**REQUIRED WORK:**
Copy every record below exactly.

+++ SOURCE INFORMATION +++

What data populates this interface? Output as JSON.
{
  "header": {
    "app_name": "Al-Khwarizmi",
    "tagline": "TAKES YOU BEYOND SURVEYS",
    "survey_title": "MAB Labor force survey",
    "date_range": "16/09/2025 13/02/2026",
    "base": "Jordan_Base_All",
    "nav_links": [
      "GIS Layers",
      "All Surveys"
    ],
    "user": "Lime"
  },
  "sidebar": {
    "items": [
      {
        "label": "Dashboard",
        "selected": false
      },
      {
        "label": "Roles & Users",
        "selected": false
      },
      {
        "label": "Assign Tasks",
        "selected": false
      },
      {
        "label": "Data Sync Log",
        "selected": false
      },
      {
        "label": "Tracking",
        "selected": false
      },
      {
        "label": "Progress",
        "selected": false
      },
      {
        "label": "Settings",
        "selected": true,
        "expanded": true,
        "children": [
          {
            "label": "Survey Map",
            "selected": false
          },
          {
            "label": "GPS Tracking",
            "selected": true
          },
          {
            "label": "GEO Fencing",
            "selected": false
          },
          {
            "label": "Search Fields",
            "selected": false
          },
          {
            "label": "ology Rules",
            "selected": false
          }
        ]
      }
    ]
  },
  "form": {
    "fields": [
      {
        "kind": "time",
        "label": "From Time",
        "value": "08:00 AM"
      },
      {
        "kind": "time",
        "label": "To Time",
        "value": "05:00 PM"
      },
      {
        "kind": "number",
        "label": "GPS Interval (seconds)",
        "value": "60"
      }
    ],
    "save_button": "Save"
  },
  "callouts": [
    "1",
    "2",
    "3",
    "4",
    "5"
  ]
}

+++

**SOLUTION:**
What data populates this interface? Output as JSON.
{
  "header": {
    "app_name": "Al-Khwarizmi",
    "tagline": "TAKES YOU BEYOND SURVEYS",
    "survey_title": "MAB Labor force survey",
    "date_range": "16/09/2025 13/02/2026",
    "base": "Jordan_Base_All",
    "nav_links": [
      "GIS Layers",
      "All Surveys"
    ],
    "user": "Lime"
  },
  "sidebar": {
    "items": [
      {
        "label": "Dashboard",
        "selected": false
      },
      {
        "label": "Roles & Users",
        "selected": false
      },
      {
        "label": "Assign Tasks",
        "selected": false
      },
      {
        "label": "Data Sync Log",
        "selected": false
      },
      {
        "label": "Tracking",
        "selected": false
      },
      {
        "label": "Progress",
        "selected": false
      },
      {
        "label": "Settings",
        "selected": true,
        "expanded": true,
        "children": [
          {
            "label": "Survey Map",
            "selected": false
          },
          {
            "label": "GPS Tracking",
            "selected": true
          },
          {
            "label": "GEO Fencing",
            "selected": false
          },
          {
            "label": "Search Fields",
            "selected": false
          },
          {
            "label": "ology Rules",
            "selected": false
          }
        ]
      }
    ]
  },
  "form": {
    "fields": [
      {
        "kind": "time",
        "label": "From Time",
        "value": "08:00 AM"
      },
      {
        "kind": "time",
        "label": "To Time",
        "value": "05:00 PM"
      },
      {
        "kind": "number",
        "label": "GPS Interval (seconds)",
        "value": "60"
      }
    ],
    "save_button": "Save"
  },
  "callouts": [
    "1",
    "2",
    "3",
    "4",
    "5"
  ]
}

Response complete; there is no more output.